TORAH FROM TEROR was created in 2001 by Rabbi Neil Gillman and Rabbi Jason Miller to preserve the sermons delivered by rabbis in the days following the terrorist acts of September 11, 2001. By that dark Tuesday morning, most rabbis already had drafts of their High Holy Day sermons completed. Upon witnessing the footage of that first plane crashing into the World Trade Center building, rabbis knew immediately that they would have to rewrite those sermons. The common response from clergy across the country, regardless of religious affiliation, was a feeling of speechlessness at a time when so many were looking to them for words of wisdom and consolation.

In searching for the correct words to speak to congregants -- as if there are any -- rabbis were reminded of the words from the Torah, vayidom Aharon. The official spokesperson of our people, Aaron, was speechless following the tragic death of his sons Nadav and Avihu. Rabbis, the Aarons of the modern period, were speechless. Many rabbis, however, eventually found their voices and were able to construct the appropriate words to bring a sense of comfort to their congregants during those uncertain days.

The tragic events of September 11, 2001 cast a dark shadow on the Days of Awe 5762. Many rabbis, after discarding their already prepared sermons, found their voices and were able to construct the appropriate words to bring a sense of comfort to congregants during those uncertain days.

This site contains some of the sermons delivered by American rabbis in the immediate days following 9/11. From horrific acts of terror came Torah...

Torah From Terror - 10 Years Later (Rabbi Jason Miller)

My life was in limbo on September 11, 2001. My wife and I had spent our first two years of marriage living in a small apartment in Manhattan, just twelve blocks from the Jewish Theological Seminary where I was studying to become a rabbi. We planned to relocate to Jerusalem after the Jewish holidays where we would experience life in Israel for the year and I would continue my rabbinic studies. In the week prior to Rosh Hashanah, I traveled by plane to Chicago to visit my friend who had just moved there. Little did I know I would be stranded in Chicago and our plans to move to Israel would be canceled.

I woke up on the morning of 9/11 in my friend’s Chicago apartment. My friend told me to turn the television on to the Today Show on NBC because a plane had just flown into one of the World Trade Center towers. I couldn't believe my eyes and then we saw another plane fly into the other tower. The world would change forever, and so would the way people talk about that date in history. My flight was canceled, but I was able to take a train back to Michigan a couple days later. Air France, with whom we had booked our flights to Israel, decided they would no longer fly to Israel and immediately refunded our money. We made the difficult decision, along with many of my classmates and their spouses, to stay in the U.S. for the year rather than spend it in Israel. Ironically, it was a choice we made because of the terrorism in America and not because of the scary terrorist acts that had plagued Israel all summer long.

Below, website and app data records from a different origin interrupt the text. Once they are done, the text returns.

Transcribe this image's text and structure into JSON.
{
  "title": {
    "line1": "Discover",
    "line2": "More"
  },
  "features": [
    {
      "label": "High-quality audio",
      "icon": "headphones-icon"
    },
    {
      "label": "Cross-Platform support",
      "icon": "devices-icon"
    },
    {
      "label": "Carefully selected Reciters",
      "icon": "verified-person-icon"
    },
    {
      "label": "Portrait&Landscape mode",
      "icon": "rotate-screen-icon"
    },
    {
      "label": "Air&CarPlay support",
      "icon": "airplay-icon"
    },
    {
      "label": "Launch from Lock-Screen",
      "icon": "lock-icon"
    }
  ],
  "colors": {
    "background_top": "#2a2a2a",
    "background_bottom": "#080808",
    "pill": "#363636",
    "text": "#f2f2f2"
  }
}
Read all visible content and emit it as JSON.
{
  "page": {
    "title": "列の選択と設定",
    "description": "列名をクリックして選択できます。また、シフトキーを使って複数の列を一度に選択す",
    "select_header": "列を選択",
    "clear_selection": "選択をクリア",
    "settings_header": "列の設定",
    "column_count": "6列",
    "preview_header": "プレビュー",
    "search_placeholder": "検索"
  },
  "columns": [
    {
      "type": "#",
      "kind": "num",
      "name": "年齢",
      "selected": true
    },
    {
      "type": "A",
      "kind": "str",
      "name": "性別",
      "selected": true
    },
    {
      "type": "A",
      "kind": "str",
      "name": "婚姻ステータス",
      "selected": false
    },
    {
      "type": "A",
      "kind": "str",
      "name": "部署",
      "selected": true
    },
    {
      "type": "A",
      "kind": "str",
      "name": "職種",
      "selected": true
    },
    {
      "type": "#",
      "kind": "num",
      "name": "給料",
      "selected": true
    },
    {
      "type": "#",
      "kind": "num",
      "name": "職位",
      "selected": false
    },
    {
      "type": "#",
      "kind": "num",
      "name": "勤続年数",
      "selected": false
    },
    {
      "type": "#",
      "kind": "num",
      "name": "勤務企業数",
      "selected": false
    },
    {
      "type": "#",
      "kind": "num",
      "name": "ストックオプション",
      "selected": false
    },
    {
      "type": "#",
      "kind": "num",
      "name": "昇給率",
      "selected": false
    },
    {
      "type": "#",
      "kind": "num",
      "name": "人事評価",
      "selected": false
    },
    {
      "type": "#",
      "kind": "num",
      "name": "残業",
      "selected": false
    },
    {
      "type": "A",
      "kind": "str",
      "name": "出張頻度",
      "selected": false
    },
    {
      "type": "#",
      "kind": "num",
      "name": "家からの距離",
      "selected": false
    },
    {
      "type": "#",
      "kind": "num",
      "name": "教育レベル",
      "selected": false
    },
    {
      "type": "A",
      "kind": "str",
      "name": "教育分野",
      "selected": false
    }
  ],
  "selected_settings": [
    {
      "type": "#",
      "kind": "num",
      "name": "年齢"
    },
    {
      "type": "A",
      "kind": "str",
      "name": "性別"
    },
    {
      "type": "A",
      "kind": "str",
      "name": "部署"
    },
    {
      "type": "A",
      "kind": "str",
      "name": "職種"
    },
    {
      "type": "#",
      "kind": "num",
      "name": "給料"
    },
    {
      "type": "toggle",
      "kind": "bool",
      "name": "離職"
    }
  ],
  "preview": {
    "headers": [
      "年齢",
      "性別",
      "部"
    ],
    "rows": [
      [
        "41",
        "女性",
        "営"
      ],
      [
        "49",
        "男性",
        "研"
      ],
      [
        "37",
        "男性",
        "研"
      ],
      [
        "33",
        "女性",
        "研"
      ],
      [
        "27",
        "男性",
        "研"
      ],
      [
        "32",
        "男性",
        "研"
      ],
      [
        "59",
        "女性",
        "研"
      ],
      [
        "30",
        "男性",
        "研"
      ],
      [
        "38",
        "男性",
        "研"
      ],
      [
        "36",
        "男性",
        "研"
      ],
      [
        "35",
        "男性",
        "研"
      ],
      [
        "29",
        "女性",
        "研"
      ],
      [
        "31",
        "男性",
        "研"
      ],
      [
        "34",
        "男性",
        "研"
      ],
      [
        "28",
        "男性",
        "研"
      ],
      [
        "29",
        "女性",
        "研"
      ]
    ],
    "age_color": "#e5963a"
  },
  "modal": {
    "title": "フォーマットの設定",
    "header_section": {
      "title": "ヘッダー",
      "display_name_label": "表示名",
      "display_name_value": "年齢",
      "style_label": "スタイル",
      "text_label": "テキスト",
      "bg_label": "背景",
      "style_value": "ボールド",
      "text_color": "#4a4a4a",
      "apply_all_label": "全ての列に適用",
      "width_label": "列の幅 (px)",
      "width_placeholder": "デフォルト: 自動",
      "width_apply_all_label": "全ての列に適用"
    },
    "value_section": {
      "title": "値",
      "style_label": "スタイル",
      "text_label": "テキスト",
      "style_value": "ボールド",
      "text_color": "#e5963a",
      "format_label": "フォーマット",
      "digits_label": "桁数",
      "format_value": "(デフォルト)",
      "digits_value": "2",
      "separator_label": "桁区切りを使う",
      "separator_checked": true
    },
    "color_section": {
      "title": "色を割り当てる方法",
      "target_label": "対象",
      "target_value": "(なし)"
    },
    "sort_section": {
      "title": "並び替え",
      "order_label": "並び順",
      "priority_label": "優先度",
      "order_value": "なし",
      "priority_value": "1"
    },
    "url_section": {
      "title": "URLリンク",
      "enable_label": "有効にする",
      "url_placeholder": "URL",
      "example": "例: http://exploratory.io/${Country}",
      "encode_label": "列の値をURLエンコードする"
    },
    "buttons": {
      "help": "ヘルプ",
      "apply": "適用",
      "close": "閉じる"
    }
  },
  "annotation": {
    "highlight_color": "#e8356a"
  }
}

My wife and I had already rented out our New York City apartment so returning there wasn’t an option. Instead, we took our possessions out of storage and moved to Caldwell, NJ – close enough to commute into Manhattan and live in a vibrant Jewish community where I would intern at the local synagogue. For us, 9/11 altered our plans. But that is certainly no comparison to the way so many lives changed dreadfully as a result of the horrific events of that day.

Driving to Manhattan from New Jersey during those first weeks following the 9/11 attack, my eyes were drawn to the smoke emanating from Ground Zero. I sat in rabbinical school classes listening to my classmates discuss the sermons they were crafting for Rosh Hashanah and Yom Kippur. How would we use the power of words to bring healing to the men and women sitting in front of us during these Days of Awe?

Following the High Holiday season, I decided to collect the sermons that rabbis had delivered right after 9/11. I spoke to my teacher, Rabbi Neil Gillman, and asked if he would be willing to help me edit these sermons and compile them into a book called "Torah From Terror." He agreed and we got to work sending out requests to Reform, Reconstructionist, Conservative and Orthodox rabbis. We asked them to submit a sermon from either Rosh Hashanah or Yom Kippur that dealt with the 9/11 tragedy. Immediately, the sermons began pouring in. We wanted to make these words of Torah available to the world and quickly. So we decided to create the Torah From Terror website.

On this, the tenth anniversary of the 9/11 attacks I have decided to reformat the Torah From Terror website. Now visitors are able to leave comments on the different sermons. The search capability is also much improved from the original site. I hope you will read through these words of wisdom and find comfort and hope in them. May these words be a remembrance of that horrific day and may we continue to find inspiration in words of Torah.

My wife and I made the best of a change of plans, while so many families will never be the same after September 11, 2001. Our country will never be the same after being shaken so devastatingly. May the memories of all those who lost their lives that day forever be for blessings.

-Rabbi Jason Miller
Editor, Torah From Terror